OK, so it's not all love and roses for the MB guys: I do have one minor complaint, and it's about their test of the flag-waving in a vacuum. They seemed to focus on the flag continuing to move after an astronaut stops manipulating the flagpole into the lunar surface, whereas the Hoax goofballs always seem to be complaining that the flag is moving at all, even when the astronaut still had his hands on the flagpole. When I show clips of the flag waving, I make a big point that the corner appears to flap up very high on the Moon, and that's due to no air and lower gravity. On the Earth, air resistance makes the flag flap rather lackadaisically, and that shows the astronauts were in a low-gravity vacuum environment. Hmmm, where would the nearest low gravity vacuum be? Oh, I know: the frakkin' MOON.

The MB team also tackle the idea that NASA may have slowed down the footage of the men on the Moon to make it look like they were in lower gravity. Basically, as has been argued by me as well as my friend Jay Windley, slowing down the footage makes it look like the gravity acting on them is less, but it won't make nongravitational motions look right. So if an astronaut picks up a rock and drops it, the rock will fall slower, but the actions of the astronaut moving his arm is slowed as well, and that looks goofy. The Mythbusters did a fine job going through this argument and their experiment was not only well executed but Jamie made an excellent observation during that part. I won't reveal what they found, but keep your ears open for his comment there.

I have some more notes, but I can't really discuss them without giving away the results, so I'll hold off. But I think that's probably enough. You should see for yourself. If I have any real complaints about this episode, it's that is was too packed with stuff. They should have made it a two-parter! For example, I would have loved loved loved to see how Adam made the model of the Lunar Module (over which I still lust). And there were other aspects that would have been cooler if more details had been given.

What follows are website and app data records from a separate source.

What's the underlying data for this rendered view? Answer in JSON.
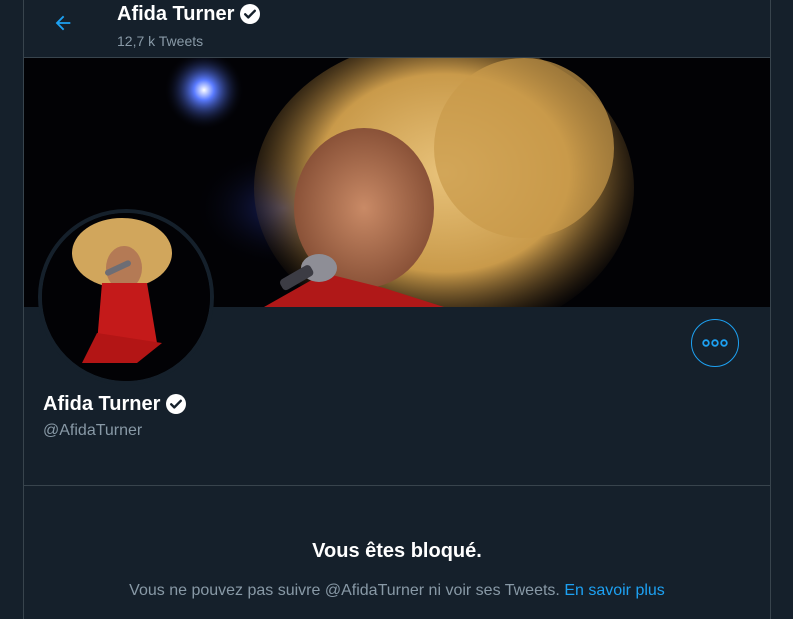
{
  "header": {
    "name": "Afida Turner",
    "tweet_count": "12,7 k Tweets",
    "back_icon": "arrow-left-icon"
  },
  "profile": {
    "name": "Afida Turner",
    "handle": "@AfidaTurner",
    "verified_icon": "verified-badge-icon",
    "more_icon": "more-horizontal-icon"
  },
  "blocked": {
    "title": "Vous êtes bloqué.",
    "message": "Vous ne pouvez pas suivre @AfidaTurner ni voir ses Tweets.",
    "link_label": "En savoir plus"
  },
  "colors": {
    "background": "#15202b",
    "border": "#38444d",
    "accent": "#1da1f2",
    "secondary_text": "#8899a6"
  }
}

But still and all, enough is there to cover the ground regolith on this hoary and hairy myth.

For those who want more, Robert Pearlman at CollectSPACE did an interview with the MB team which is now up, and there are some tidbits from me as well.

And I must leave you with this: a screen capture of the title credits for the show:

Squa-weeeee!